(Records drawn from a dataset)

----

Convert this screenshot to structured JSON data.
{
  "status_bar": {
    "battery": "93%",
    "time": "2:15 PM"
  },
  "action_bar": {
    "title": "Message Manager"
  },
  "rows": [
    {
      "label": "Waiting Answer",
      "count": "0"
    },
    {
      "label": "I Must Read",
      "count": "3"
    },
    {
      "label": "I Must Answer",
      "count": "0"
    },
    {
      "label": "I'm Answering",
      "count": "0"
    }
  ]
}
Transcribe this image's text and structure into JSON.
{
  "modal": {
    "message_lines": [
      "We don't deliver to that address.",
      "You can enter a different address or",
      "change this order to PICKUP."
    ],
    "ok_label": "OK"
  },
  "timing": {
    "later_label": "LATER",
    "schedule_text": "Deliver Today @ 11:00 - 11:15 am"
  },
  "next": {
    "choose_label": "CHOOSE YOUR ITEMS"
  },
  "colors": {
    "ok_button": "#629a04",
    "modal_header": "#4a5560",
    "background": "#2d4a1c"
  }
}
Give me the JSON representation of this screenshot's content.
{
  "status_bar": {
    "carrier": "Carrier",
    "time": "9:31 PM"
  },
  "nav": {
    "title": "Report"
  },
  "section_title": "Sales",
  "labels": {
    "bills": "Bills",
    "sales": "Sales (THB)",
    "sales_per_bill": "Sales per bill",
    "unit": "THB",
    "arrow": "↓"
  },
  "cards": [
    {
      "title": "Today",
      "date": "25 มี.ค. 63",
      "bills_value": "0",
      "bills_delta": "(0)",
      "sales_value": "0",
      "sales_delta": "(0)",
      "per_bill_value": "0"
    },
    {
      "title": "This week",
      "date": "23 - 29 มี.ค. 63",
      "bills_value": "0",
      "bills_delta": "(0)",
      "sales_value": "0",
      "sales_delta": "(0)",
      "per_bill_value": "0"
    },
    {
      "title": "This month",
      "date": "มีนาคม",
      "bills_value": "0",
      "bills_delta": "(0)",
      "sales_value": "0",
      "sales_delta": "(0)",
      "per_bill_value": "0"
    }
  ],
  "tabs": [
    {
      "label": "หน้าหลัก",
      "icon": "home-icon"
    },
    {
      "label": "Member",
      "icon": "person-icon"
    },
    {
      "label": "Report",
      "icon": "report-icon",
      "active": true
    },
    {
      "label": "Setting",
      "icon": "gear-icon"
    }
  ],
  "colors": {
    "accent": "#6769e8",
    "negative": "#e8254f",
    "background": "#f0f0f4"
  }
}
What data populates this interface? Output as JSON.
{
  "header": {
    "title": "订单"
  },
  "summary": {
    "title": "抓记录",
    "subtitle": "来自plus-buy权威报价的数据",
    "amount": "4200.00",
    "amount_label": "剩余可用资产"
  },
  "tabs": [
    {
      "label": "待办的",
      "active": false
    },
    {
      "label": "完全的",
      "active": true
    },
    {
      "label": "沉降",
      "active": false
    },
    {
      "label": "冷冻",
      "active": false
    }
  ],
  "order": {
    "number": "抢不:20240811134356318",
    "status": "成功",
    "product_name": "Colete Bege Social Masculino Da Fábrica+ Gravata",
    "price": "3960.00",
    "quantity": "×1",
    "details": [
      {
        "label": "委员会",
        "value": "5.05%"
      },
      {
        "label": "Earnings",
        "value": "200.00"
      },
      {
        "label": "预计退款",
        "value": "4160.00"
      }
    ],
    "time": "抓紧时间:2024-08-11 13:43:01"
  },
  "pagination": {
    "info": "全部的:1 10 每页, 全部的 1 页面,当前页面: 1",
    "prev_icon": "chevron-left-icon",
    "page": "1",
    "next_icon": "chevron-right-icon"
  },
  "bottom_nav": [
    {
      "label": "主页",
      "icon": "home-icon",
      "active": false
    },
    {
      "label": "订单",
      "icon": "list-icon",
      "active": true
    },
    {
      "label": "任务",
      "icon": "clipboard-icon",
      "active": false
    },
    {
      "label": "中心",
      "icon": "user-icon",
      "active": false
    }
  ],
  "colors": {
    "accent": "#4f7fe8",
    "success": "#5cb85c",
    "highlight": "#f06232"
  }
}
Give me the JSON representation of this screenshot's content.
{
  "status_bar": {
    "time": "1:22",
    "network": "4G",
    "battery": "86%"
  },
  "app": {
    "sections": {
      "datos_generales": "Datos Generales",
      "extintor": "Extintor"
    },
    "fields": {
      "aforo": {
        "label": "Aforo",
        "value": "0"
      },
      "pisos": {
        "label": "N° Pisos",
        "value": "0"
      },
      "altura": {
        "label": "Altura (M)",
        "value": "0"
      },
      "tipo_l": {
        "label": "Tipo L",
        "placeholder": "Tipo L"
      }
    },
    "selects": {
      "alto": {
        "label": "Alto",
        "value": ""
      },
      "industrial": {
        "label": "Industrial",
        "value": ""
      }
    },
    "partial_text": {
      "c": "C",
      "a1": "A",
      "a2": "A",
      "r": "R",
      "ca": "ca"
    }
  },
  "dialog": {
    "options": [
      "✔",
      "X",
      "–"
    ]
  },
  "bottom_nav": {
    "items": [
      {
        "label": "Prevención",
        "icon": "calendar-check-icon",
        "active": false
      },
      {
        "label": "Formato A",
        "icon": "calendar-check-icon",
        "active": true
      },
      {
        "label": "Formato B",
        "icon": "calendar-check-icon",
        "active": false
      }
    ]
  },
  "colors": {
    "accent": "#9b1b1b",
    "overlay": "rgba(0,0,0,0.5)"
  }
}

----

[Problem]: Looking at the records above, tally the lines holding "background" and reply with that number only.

[Completed task]: 2